The puppy trade is rife with unscrupulous breeders and dealers breeding and selling puppies solely for profit, with little or no consideration for their health or needs. Consequently, puppies from these low-welfare breeders and puppy farms often suffer from serious illness and all too commonly even an early death.

We believe that the first six to 14 weeks of a puppy’s life are its most important. It is during this early period when it learns about the world, other dog behaviour and, importantly, human behaviour. Early removal from the mother and littermates is proven to compromise welfare and that is why we’d like to see an end to third-party sales of puppies.

For optimum dog welfare protection we would like to see the amalgamation of the Breeding of Dogs Act 1991 and the Pet Animals Act 1951 within the Animal Welfare Act, so everything is clear and in one place of reference.

We’d then like to see changes made to the Animal Welfare Act 2006 to include sections on better enforcement of licensed establishments and to also include a section dedicated to online classified sites selling puppies so they are more closely regulated. At the moment there is no such law whilst online platforms play such a large part in unregulated sales of puppies. A few platforms have done well to adopt minimum standards but more can be done, there are too many loopholes!

Contact your MP asking him/her to protect puppies from the cruel puppy trade by:

  1. Ending all third-party puppy sales (i.e. taking out the middle man and naturally excluding rescue shelters and assistance dogs)
  2. Introduce a better licensing system to allow full traceability when buying a dog
  3. Introduce stricter laws for online classified sites, so their ‘for sale’ adverts are more closely scrutinised

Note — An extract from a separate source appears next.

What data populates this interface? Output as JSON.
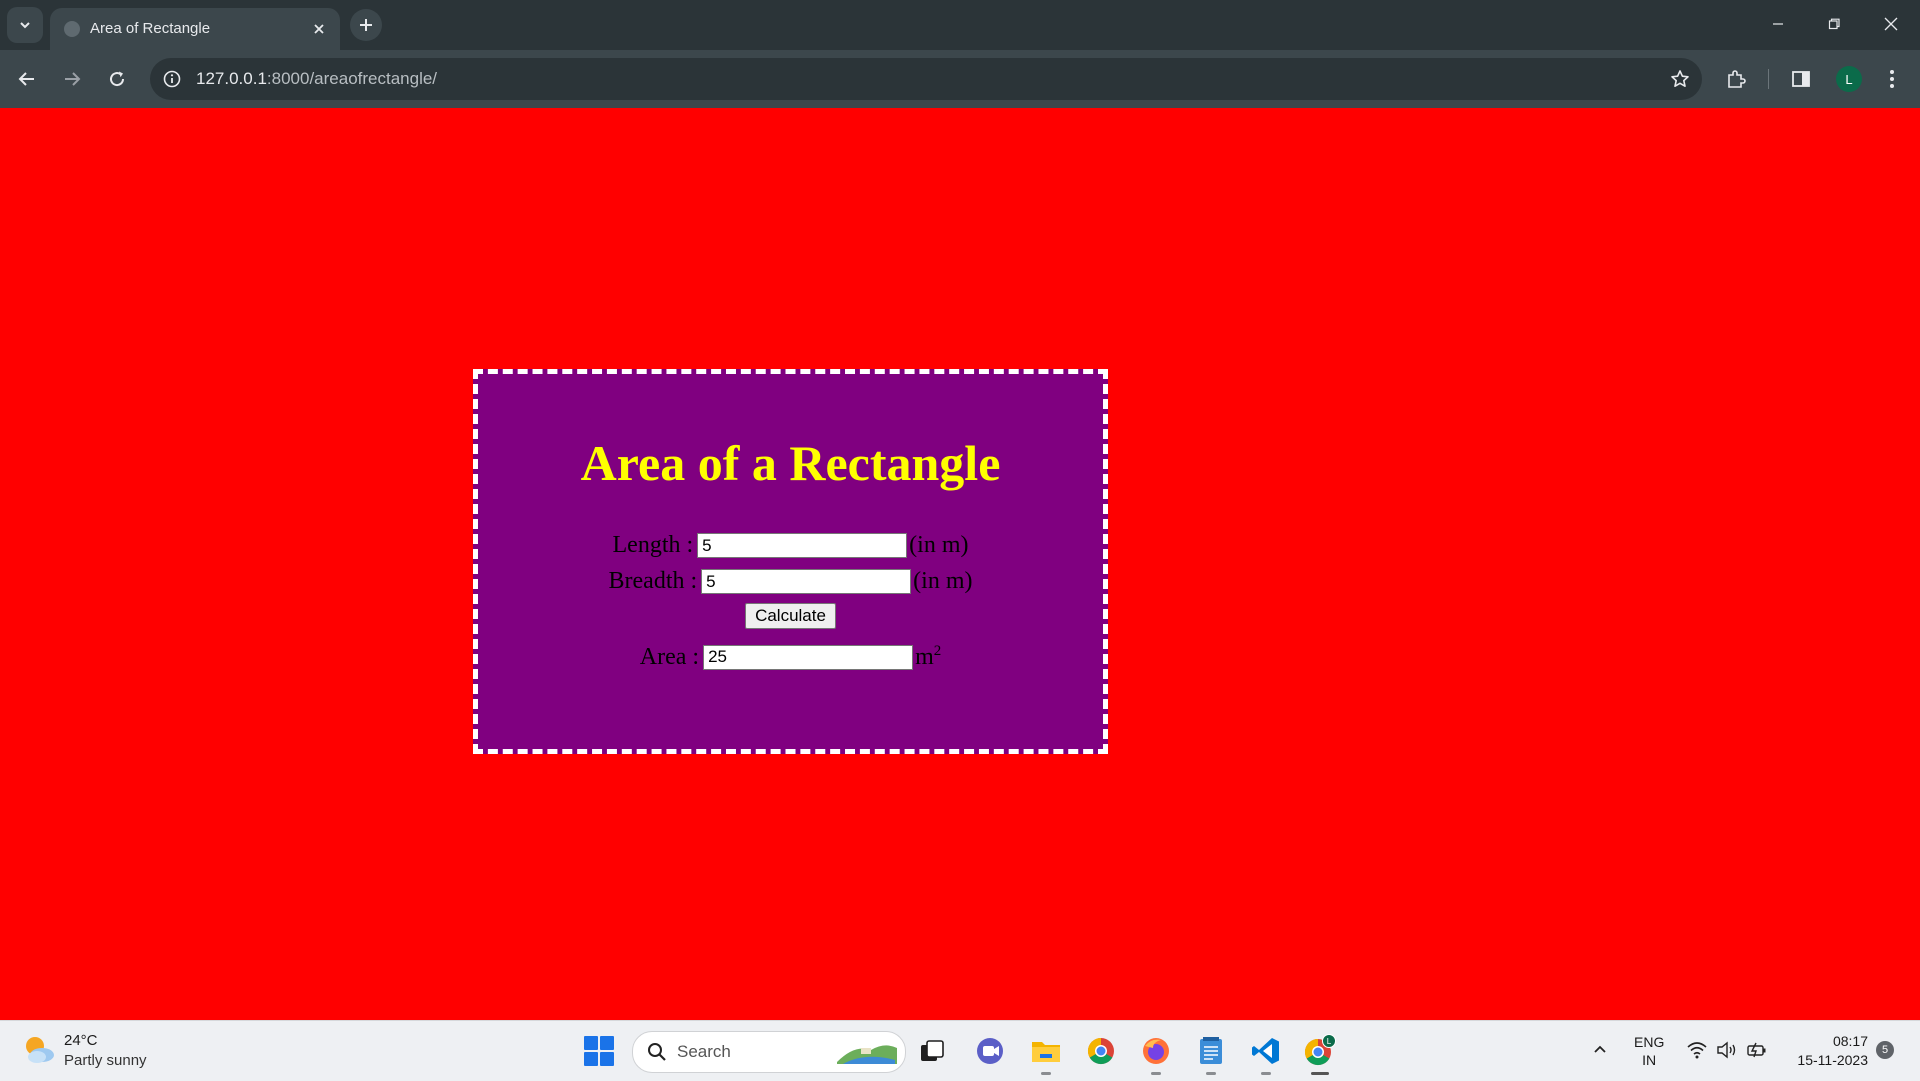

We've prepared a template e-mail for you to send, but we encourage you to personalise this copy to make it more effective. Please ensure that you are polite at all times.